Your goal: Please return the records below exactly as they stand, with the pictures removed.

[Data records]
————

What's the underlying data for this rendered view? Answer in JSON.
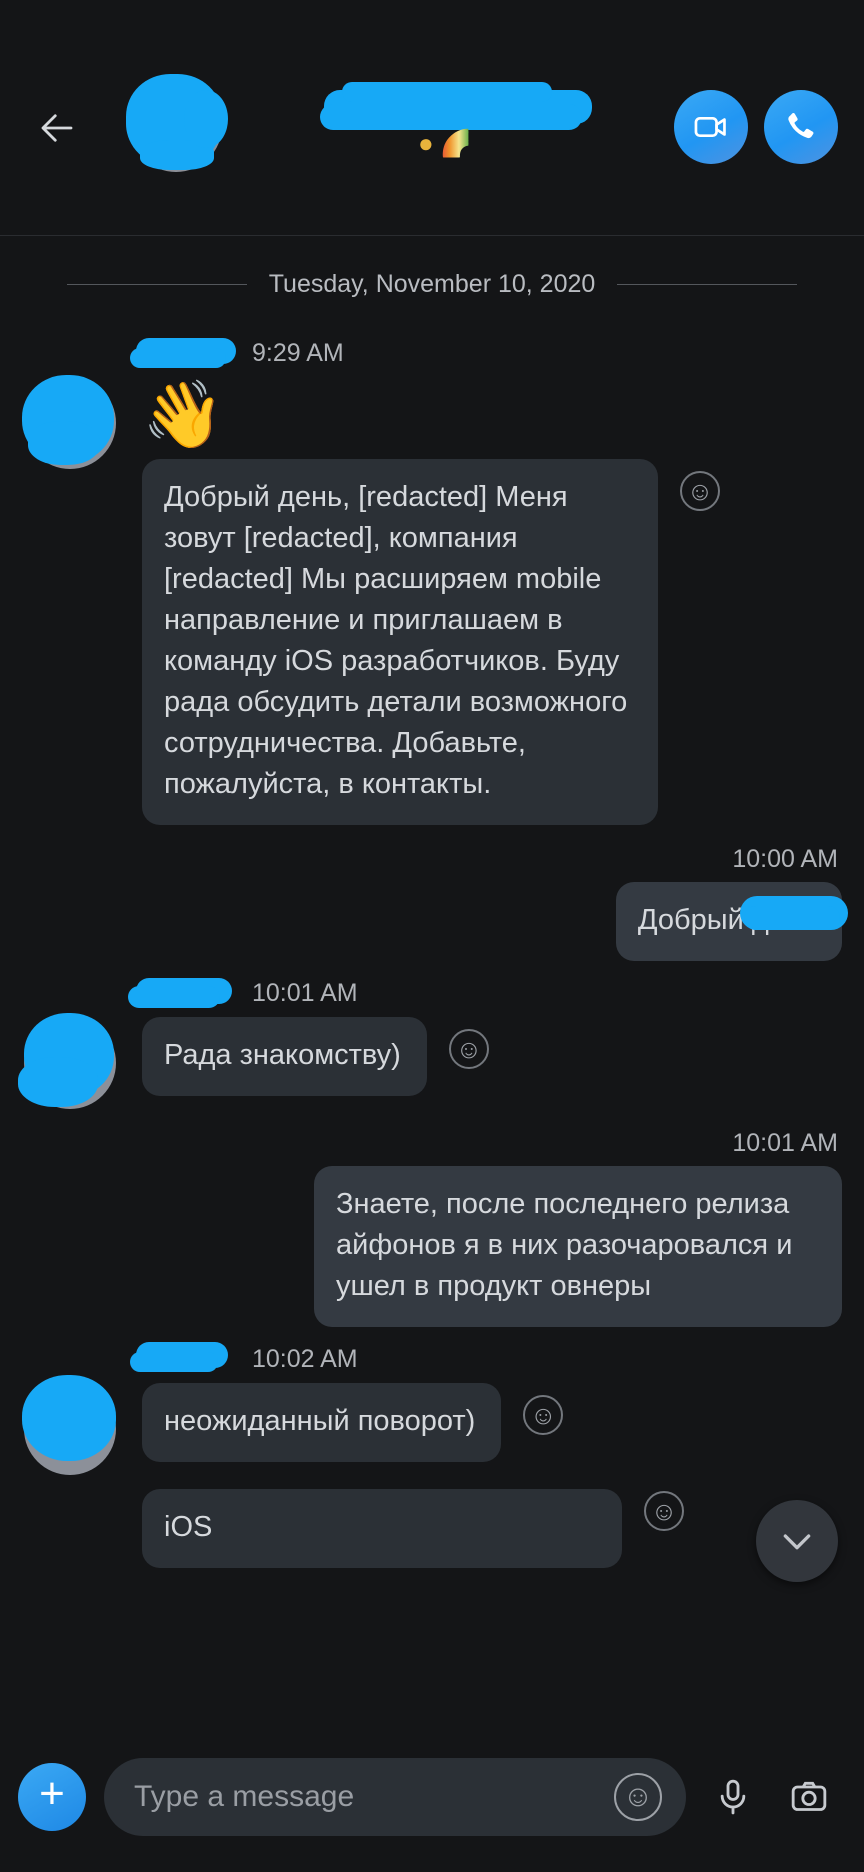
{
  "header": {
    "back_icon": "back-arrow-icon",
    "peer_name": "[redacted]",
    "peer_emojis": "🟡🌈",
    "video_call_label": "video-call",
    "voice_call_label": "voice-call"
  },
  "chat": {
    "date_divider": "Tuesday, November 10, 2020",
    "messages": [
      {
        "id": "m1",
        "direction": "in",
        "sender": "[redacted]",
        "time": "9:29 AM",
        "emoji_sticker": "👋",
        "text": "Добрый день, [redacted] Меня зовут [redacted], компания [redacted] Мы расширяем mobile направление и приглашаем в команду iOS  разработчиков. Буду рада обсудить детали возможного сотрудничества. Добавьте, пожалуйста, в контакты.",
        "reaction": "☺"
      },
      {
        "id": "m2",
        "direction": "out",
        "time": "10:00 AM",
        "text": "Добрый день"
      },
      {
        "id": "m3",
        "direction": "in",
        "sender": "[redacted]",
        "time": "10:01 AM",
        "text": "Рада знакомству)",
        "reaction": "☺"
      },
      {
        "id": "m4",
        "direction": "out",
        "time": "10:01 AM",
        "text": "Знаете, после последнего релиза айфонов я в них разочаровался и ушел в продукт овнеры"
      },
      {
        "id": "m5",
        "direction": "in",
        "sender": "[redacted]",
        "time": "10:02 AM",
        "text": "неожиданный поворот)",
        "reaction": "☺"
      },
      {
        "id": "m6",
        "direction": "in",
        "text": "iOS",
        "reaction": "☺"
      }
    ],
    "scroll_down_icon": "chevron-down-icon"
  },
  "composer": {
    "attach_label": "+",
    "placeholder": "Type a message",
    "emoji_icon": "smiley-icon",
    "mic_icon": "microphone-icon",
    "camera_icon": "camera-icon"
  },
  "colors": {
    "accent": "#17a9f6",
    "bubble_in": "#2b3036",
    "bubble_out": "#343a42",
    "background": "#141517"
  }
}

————

Solution below:
What's the underlying data for this rendered view? Answer in JSON.
{
  "header": {
    "back_icon": "back-arrow-icon",
    "peer_name": "[redacted]",
    "peer_emojis": "🟡🌈",
    "video_call_label": "video-call",
    "voice_call_label": "voice-call"
  },
  "chat": {
    "date_divider": "Tuesday, November 10, 2020",
    "messages": [
      {
        "id": "m1",
        "direction": "in",
        "sender": "[redacted]",
        "time": "9:29 AM",
        "emoji_sticker": "👋",
        "text": "Добрый день, [redacted] Меня зовут [redacted], компания [redacted] Мы расширяем mobile направление и приглашаем в команду iOS  разработчиков. Буду рада обсудить детали возможного сотрудничества. Добавьте, пожалуйста, в контакты.",
        "reaction": "☺"
      },
      {
        "id": "m2",
        "direction": "out",
        "time": "10:00 AM",
        "text": "Добрый день"
      },
      {
        "id": "m3",
        "direction": "in",
        "sender": "[redacted]",
        "time": "10:01 AM",
        "text": "Рада знакомству)",
        "reaction": "☺"
      },
      {
        "id": "m4",
        "direction": "out",
        "time": "10:01 AM",
        "text": "Знаете, после последнего релиза айфонов я в них разочаровался и ушел в продукт овнеры"
      },
      {
        "id": "m5",
        "direction": "in",
        "sender": "[redacted]",
        "time": "10:02 AM",
        "text": "неожиданный поворот)",
        "reaction": "☺"
      },
      {
        "id": "m6",
        "direction": "in",
        "text": "iOS",
        "reaction": "☺"
      }
    ],
    "scroll_down_icon": "chevron-down-icon"
  },
  "composer": {
    "attach_label": "+",
    "placeholder": "Type a message",
    "emoji_icon": "smiley-icon",
    "mic_icon": "microphone-icon",
    "camera_icon": "camera-icon"
  },
  "colors": {
    "accent": "#17a9f6",
    "bubble_in": "#2b3036",
    "bubble_out": "#343a42",
    "background": "#141517"
  }
}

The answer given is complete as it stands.